## WORK TO COMPLETE
Take the entries below and print all of them exactly, please.

## DATA PROVIDED
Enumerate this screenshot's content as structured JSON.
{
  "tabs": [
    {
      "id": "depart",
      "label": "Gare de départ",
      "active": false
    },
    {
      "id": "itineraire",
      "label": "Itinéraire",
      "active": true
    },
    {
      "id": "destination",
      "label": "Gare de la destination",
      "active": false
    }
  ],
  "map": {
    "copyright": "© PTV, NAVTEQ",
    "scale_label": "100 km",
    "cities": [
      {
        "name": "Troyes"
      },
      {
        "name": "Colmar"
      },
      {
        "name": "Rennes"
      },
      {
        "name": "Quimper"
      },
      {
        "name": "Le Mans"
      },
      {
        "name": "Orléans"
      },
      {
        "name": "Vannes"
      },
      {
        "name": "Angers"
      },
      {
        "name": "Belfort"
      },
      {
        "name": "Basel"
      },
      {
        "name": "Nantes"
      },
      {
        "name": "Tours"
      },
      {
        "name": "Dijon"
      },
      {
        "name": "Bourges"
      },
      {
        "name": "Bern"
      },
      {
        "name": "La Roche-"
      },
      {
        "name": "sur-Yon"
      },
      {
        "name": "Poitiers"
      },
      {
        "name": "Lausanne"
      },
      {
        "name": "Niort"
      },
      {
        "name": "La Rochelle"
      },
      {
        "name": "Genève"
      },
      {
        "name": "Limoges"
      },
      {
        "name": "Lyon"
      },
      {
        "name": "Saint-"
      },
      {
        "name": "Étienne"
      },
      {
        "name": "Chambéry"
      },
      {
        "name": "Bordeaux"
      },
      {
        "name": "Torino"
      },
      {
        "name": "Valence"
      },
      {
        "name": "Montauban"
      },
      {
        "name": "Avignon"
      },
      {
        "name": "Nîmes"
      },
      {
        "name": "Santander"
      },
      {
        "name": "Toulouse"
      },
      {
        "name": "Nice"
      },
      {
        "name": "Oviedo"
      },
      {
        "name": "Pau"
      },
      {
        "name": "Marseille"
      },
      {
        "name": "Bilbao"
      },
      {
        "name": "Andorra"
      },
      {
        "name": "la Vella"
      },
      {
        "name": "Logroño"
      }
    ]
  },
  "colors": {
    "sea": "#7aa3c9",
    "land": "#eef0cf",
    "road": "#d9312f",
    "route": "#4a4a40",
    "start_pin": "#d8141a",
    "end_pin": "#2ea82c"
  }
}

## PROBLEM SOLUTION
Enumerate this screenshot's content as structured JSON.
{
  "tabs": [
    {
      "id": "depart",
      "label": "Gare de départ",
      "active": false
    },
    {
      "id": "itineraire",
      "label": "Itinéraire",
      "active": true
    },
    {
      "id": "destination",
      "label": "Gare de la destination",
      "active": false
    }
  ],
  "map": {
    "copyright": "© PTV, NAVTEQ",
    "scale_label": "100 km",
    "cities": [
      {
        "name": "Troyes"
      },
      {
        "name": "Colmar"
      },
      {
        "name": "Rennes"
      },
      {
        "name": "Quimper"
      },
      {
        "name": "Le Mans"
      },
      {
        "name": "Orléans"
      },
      {
        "name": "Vannes"
      },
      {
        "name": "Angers"
      },
      {
        "name": "Belfort"
      },
      {
        "name": "Basel"
      },
      {
        "name": "Nantes"
      },
      {
        "name": "Tours"
      },
      {
        "name": "Dijon"
      },
      {
        "name": "Bourges"
      },
      {
        "name": "Bern"
      },
      {
        "name": "La Roche-"
      },
      {
        "name": "sur-Yon"
      },
      {
        "name": "Poitiers"
      },
      {
        "name": "Lausanne"
      },
      {
        "name": "Niort"
      },
      {
        "name": "La Rochelle"
      },
      {
        "name": "Genève"
      },
      {
        "name": "Limoges"
      },
      {
        "name": "Lyon"
      },
      {
        "name": "Saint-"
      },
      {
        "name": "Étienne"
      },
      {
        "name": "Chambéry"
      },
      {
        "name": "Bordeaux"
      },
      {
        "name": "Torino"
      },
      {
        "name": "Valence"
      },
      {
        "name": "Montauban"
      },
      {
        "name": "Avignon"
      },
      {
        "name": "Nîmes"
      },
      {
        "name": "Santander"
      },
      {
        "name": "Toulouse"
      },
      {
        "name": "Nice"
      },
      {
        "name": "Oviedo"
      },
      {
        "name": "Pau"
      },
      {
        "name": "Marseille"
      },
      {
        "name": "Bilbao"
      },
      {
        "name": "Andorra"
      },
      {
        "name": "la Vella"
      },
      {
        "name": "Logroño"
      }
    ]
  },
  "colors": {
    "sea": "#7aa3c9",
    "land": "#eef0cf",
    "road": "#d9312f",
    "route": "#4a4a40",
    "start_pin": "#d8141a",
    "end_pin": "#2ea82c"
  }
}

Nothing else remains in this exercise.